━━━━━ Exercise data
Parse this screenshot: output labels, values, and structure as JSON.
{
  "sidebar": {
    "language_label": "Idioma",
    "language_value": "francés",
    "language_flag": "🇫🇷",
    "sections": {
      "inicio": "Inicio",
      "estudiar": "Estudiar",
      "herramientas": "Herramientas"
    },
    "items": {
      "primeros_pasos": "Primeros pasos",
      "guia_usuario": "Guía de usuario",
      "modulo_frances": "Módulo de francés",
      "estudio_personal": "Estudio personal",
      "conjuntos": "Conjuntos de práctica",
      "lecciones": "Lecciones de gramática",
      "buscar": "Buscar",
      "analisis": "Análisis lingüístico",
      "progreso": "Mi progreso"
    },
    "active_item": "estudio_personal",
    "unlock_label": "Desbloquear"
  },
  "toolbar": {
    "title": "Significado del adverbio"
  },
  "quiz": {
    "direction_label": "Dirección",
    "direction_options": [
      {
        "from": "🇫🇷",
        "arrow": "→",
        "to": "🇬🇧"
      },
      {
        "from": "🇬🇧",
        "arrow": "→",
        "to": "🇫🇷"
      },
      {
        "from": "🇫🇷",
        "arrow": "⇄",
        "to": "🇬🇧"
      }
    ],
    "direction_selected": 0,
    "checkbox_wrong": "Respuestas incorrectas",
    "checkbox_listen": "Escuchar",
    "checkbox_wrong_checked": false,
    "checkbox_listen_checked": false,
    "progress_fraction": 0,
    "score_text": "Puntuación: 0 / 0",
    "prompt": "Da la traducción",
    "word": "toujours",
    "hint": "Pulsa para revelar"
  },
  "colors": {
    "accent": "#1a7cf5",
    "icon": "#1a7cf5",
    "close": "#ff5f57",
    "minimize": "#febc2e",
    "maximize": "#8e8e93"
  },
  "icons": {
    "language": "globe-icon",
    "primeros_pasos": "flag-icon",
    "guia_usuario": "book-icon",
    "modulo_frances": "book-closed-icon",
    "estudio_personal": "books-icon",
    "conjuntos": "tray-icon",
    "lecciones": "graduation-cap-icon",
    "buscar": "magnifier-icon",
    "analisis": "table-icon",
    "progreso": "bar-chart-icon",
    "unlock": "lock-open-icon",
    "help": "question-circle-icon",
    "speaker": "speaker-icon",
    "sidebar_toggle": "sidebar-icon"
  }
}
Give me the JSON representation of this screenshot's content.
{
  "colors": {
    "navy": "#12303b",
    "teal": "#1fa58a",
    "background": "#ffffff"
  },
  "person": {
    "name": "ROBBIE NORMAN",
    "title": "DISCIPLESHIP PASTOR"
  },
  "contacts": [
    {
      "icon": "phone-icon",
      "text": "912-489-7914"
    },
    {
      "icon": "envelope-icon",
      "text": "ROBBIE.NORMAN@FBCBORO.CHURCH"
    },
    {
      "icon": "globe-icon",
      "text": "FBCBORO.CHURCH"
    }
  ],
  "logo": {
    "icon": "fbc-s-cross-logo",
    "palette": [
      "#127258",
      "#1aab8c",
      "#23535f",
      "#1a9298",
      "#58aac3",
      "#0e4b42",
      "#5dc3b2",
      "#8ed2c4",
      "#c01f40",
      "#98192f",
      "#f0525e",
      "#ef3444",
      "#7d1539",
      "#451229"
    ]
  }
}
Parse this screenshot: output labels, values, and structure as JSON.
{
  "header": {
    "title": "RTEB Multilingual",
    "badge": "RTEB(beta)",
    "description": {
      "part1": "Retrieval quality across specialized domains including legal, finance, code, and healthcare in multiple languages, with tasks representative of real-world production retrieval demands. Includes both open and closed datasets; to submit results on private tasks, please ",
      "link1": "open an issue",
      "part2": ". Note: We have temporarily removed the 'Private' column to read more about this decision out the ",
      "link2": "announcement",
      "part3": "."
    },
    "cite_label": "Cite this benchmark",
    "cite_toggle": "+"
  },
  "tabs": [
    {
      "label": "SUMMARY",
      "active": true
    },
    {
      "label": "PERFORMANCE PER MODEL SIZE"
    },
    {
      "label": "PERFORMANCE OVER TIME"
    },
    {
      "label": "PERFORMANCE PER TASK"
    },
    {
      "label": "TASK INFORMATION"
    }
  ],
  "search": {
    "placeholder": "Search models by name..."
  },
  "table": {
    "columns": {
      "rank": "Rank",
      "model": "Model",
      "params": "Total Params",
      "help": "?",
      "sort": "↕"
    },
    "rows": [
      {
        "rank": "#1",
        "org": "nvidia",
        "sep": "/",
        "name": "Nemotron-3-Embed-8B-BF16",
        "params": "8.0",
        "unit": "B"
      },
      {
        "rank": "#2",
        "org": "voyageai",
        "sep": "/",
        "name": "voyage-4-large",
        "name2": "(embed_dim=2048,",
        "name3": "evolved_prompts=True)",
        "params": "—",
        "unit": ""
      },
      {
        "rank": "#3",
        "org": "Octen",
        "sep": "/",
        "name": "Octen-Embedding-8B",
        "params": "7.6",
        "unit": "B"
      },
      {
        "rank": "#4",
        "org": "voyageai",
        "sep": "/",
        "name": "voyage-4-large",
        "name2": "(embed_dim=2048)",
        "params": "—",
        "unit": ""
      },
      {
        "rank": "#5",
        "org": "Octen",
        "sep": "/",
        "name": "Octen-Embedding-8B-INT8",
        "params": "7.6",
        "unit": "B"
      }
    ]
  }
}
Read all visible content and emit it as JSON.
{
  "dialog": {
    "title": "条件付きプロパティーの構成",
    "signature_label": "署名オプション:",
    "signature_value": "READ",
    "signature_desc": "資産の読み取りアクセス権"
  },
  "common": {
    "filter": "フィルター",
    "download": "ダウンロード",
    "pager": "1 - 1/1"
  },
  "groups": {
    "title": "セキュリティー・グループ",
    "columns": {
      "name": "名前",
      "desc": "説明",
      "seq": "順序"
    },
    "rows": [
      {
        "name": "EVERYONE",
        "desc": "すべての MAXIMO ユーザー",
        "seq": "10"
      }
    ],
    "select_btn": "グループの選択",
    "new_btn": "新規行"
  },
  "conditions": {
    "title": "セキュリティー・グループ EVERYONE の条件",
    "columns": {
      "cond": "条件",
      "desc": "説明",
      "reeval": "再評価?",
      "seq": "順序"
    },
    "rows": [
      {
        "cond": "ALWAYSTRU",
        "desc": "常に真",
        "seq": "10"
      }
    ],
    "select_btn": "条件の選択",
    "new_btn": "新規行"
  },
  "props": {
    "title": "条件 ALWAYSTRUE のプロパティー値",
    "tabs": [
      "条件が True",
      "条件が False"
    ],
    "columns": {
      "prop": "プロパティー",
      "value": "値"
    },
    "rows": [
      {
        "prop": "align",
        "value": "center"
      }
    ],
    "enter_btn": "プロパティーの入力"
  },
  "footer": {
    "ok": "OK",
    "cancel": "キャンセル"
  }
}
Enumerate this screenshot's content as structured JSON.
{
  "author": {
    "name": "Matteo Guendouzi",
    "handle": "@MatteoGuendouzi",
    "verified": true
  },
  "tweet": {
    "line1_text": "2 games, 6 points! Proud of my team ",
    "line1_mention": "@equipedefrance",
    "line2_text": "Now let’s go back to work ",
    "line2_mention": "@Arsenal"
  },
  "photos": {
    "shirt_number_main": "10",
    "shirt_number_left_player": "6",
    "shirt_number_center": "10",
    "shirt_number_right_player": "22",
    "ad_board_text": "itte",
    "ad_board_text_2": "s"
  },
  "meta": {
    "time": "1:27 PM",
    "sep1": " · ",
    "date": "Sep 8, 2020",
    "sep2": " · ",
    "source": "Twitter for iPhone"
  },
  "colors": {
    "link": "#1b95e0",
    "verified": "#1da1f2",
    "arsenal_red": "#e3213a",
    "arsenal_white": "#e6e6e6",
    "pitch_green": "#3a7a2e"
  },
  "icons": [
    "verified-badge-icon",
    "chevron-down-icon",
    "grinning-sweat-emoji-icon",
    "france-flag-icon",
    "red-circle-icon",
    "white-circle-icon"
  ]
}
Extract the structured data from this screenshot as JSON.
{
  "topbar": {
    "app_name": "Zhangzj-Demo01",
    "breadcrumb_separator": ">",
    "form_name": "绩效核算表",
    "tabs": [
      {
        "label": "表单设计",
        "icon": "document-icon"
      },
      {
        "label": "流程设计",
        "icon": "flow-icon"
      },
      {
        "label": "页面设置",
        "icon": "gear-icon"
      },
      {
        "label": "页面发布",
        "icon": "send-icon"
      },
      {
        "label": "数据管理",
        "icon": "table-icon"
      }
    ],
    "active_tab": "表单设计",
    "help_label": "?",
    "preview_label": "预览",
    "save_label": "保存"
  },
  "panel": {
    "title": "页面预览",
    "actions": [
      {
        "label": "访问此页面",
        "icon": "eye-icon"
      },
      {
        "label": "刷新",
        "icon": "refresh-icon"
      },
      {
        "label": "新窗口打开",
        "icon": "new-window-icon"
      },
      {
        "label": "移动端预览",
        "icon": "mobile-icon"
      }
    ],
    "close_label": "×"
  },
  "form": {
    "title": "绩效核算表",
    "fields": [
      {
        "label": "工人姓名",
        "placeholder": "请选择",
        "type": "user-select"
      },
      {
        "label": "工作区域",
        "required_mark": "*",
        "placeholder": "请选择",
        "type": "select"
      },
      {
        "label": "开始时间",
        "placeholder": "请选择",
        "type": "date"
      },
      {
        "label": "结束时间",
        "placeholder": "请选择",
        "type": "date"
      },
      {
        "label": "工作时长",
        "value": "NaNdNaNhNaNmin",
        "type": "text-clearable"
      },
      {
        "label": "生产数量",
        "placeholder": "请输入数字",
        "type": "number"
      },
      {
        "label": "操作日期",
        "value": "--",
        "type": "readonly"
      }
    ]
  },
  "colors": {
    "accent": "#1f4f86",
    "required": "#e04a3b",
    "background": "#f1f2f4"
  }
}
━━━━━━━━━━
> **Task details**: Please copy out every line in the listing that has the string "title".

> **Solution for this task**:
    "title": "Significado del adverbio"
    "title": "DISCIPLESHIP PASTOR"
    "title": "RTEB Multilingual",
    "title": "条件付きプロパティーの構成",
    "title": "セキュリティー・グループ",
    "title": "セキュリティー・グループ EVERYONE の条件",
    "title": "条件 ALWAYSTRUE のプロパティー値",
    "title": "页面预览",
    "title": "绩效核算表",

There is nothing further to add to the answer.